And disinterring bodies is not only happening in Leicester. Down in Cornwall archaeologists have been checking out another myth. Sir James Tillie was surely a great friend to have. Anyone who chooses to be buried in their best clothes well provided with tobacco and alcohol must have had a brilliant zest for life.

Just like the Pharaohs, Sir James clearly wanted to be sure that he was well provided with earthly pleasures in the afterlife and family legend remembered that he asked to be buried sitting up in his best chair with his books, pipe and wine after he died in 1713. He also chose his burial spot carefully, building a mausoleum in his garden at Pentillie Castle to make the most of the sweeping views across the River Tamar, still one of the most beautiful spots for a wedding.

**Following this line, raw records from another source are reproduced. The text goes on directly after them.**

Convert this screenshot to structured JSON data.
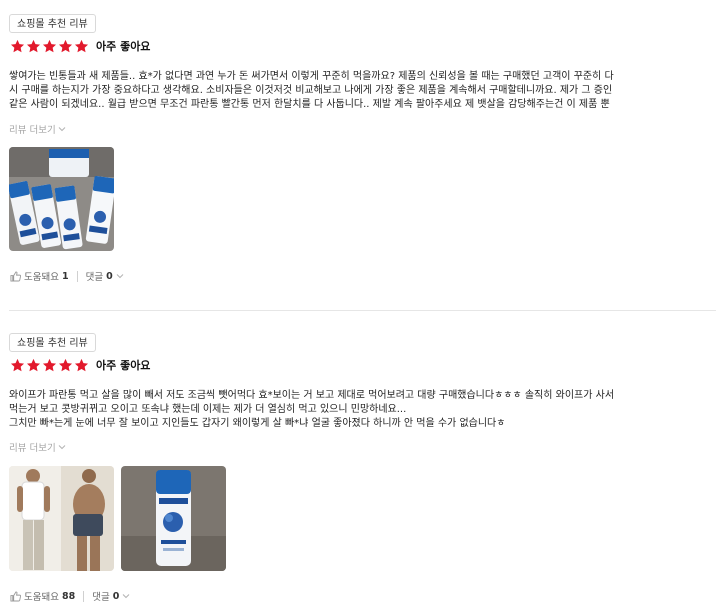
{
  "reviews": [
    {
      "badge": "쇼핑몰 추천 리뷰",
      "stars": 5,
      "rating_text": "아주 좋아요",
      "body": "쌓여가는 빈통들과 새 제품들.. 효*가 없다면 과연 누가 돈 써가면서 이렇게 꾸준히 먹을까요? 제품의 신뢰성을 볼 때는 구매했던 고객이 꾸준히 다\n시 구매를 하는지가 가장 중요하다고 생각해요. 소비자들은 이것저것 비교해보고 나에게 가장 좋은 제품을 계속해서 구매할테니까요. 제가 그 증인\n같은 사람이 되겠네요.. 월급 받으면 무조건 파란통 빨간통 먼저 한달치를 다 사둡니다.. 제발 계속 팔아주세요 제 뱃살을 감당해주는건 이 제품 뿐",
      "more": "리뷰 더보기",
      "helpful_label": "도움돼요",
      "helpful_count": "1",
      "comments_label": "댓글",
      "comments_count": "0"
    },
    {
      "badge": "쇼핑몰 추천 리뷰",
      "stars": 5,
      "rating_text": "아주 좋아요",
      "body": "와이프가 파란통 먹고 살을 많이 빼서 저도 조금씩 뺏어먹다 효*보이는 거 보고 제대로 먹어보려고 대량 구매했습니다ㅎㅎㅎ 솔직히 와이프가 사서\n먹는거 보고 콧방귀뀌고 오이고 또속냐 했는데 이제는 제가 더 열심히 먹고 있으니 민망하네요...\n그치만 빠*는게 눈에 너무 잘 보이고 지인들도 갑자기 왜이렇게 살 빠*냐 얼굴 좋아졌다 하니까 안 먹을 수가 없습니다ㅎ",
      "more": "리뷰 더보기",
      "helpful_label": "도움돼요",
      "helpful_count": "88",
      "comments_label": "댓글",
      "comments_count": "0"
    }
  ],
  "colors": {
    "star": "#e2192c",
    "bottle": "#1e66b8",
    "muted": "#a5a5a5"
  },
  "icons": [
    "star-icon",
    "chevron-down-icon",
    "thumbs-up-icon"
  ]
}
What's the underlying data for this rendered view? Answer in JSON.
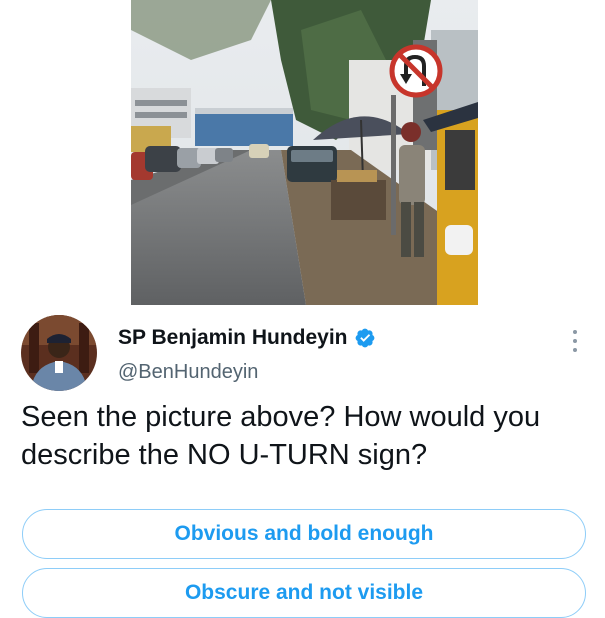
{
  "tweet": {
    "author_name": "SP Benjamin Hundeyin",
    "handle": "@BenHundeyin",
    "verified": true,
    "text": "Seen the picture above? How would you describe the NO U-TURN sign?"
  },
  "poll": {
    "options": [
      {
        "label": "Obvious and bold enough"
      },
      {
        "label": "Obscure and not visible"
      }
    ]
  },
  "photo": {
    "subject": "street with no u-turn sign"
  },
  "colors": {
    "accent": "#1d9bf0",
    "poll_border": "#8ecdf8",
    "text": "#0f1419",
    "secondary_text": "#536471"
  },
  "icons": {
    "verified": "verified-badge-icon",
    "more": "more-options-icon",
    "no_uturn": "no-u-turn-sign-icon"
  }
}
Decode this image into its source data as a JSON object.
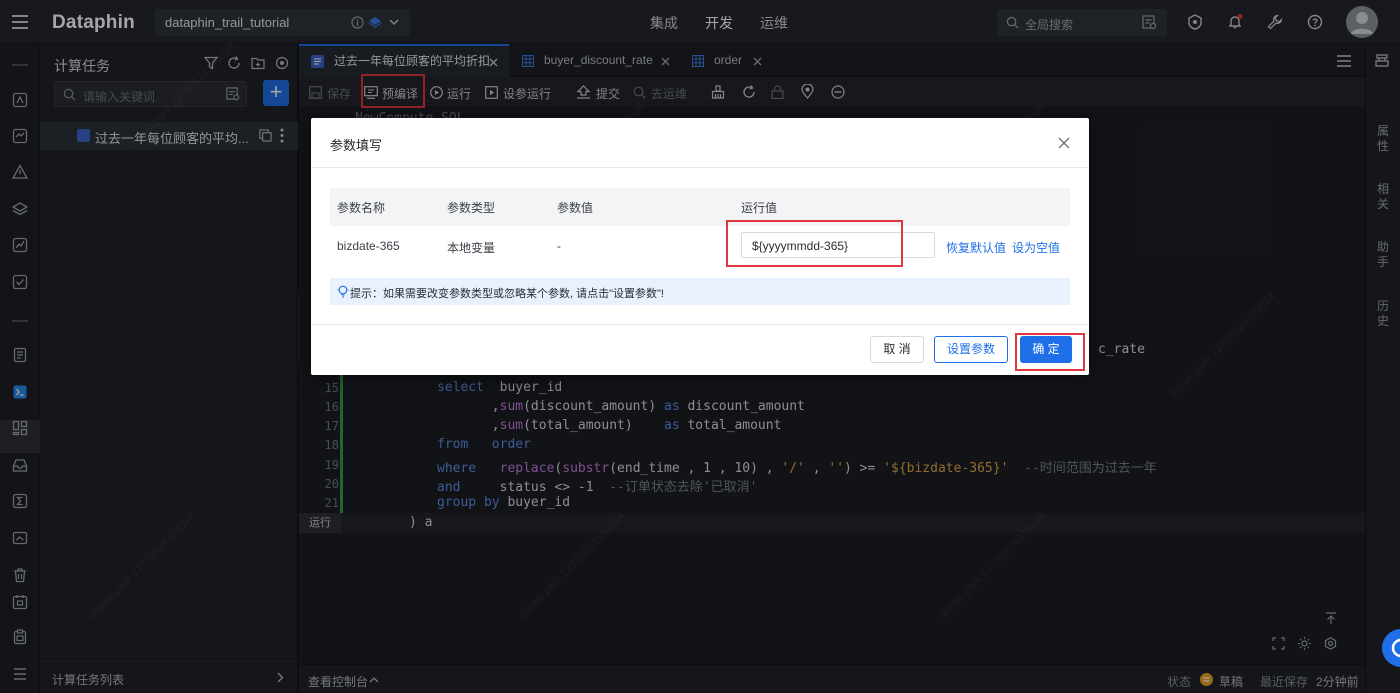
{
  "header": {
    "logo": "Dataphin",
    "project": "dataphin_trail_tutorial",
    "nav": [
      "集成",
      "开发",
      "运维"
    ],
    "search_placeholder": "全局搜索"
  },
  "sidebar": {
    "title": "计算任务",
    "search_placeholder": "请输入关键词",
    "add_label": "+",
    "task_label": "过去一年每位顾客的平均...",
    "footer": "计算任务列表"
  },
  "tabs": [
    "过去一年每位顾客的平均折扣",
    "buyer_discount_rate",
    "order"
  ],
  "toolbar": {
    "save": "保存",
    "precompile": "预编译",
    "run": "运行",
    "param_run": "设参运行",
    "submit": "提交",
    "deploy": "去运维"
  },
  "editor": {
    "line_numbers": [
      "15",
      "16",
      "17",
      "18",
      "19",
      "20",
      "21"
    ],
    "partial_top": "NewCompute SQL",
    "partial_right": "c_rate",
    "run_label": "运行",
    "closing": ") a"
  },
  "right_panel": [
    "属性",
    "相关",
    "助手",
    "历史"
  ],
  "status_bar": {
    "console": "查看控制台",
    "state_label": "状态",
    "state_value": "草稿",
    "last_save_label": "最近保存",
    "last_save_value": "2分钟前"
  },
  "modal": {
    "title": "参数填写",
    "columns": [
      "参数名称",
      "参数类型",
      "参数值",
      "运行值"
    ],
    "row": {
      "name": "bizdate-365",
      "type": "本地变量",
      "value": "-",
      "run_value": "${yyyymmdd-365}"
    },
    "restore_default": "恢复默认值",
    "set_empty": "设为空值",
    "tip": "提示：如果需要改变参数类型或忽略某个参数, 请点击\"设置参数\"!",
    "cancel": "取 消",
    "set_params": "设置参数",
    "confirm": "确 定"
  },
  "colors": {
    "accent": "#1f6fe8",
    "highlight": "#e0383e",
    "background": "#15171c"
  }
}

Sir James Tillie's Mausoleum, mid-renovation at Pentillie Castle

Sir James Tillie’s Mausoleum, mid-renovation at Pentillie Castle – picture courtesy of Pentillie Castle

This week, the Coryton family found the remains of their dead ancestor and, yes, it seems he may indeed have been sitting in a chair, decayed woodwork with what looks like leather covering with metal studs surrounding his bones, would fit perfectly with a late seventeenth century chair. This garden mausoleum, later embellished by Humphrey Repton, is probably the earliest in the country so well worth the funds for excavation and restoration provided by Natural England and the Country Houses Foundation.

The Vault of the Mausoleum from the roof - picture courtesy of Pentillie Castle

The Vault of the Mausoleum from the roof – picture courtesy of Pentillie Castle

No need to test these bones, unlike poor old Richard III, Sir James Tillie’s descendants are still around to clean up his mausoleum and raise a glass to him. How pleased he would have been! For more information on what is happening at check out the Pentillie Castle website.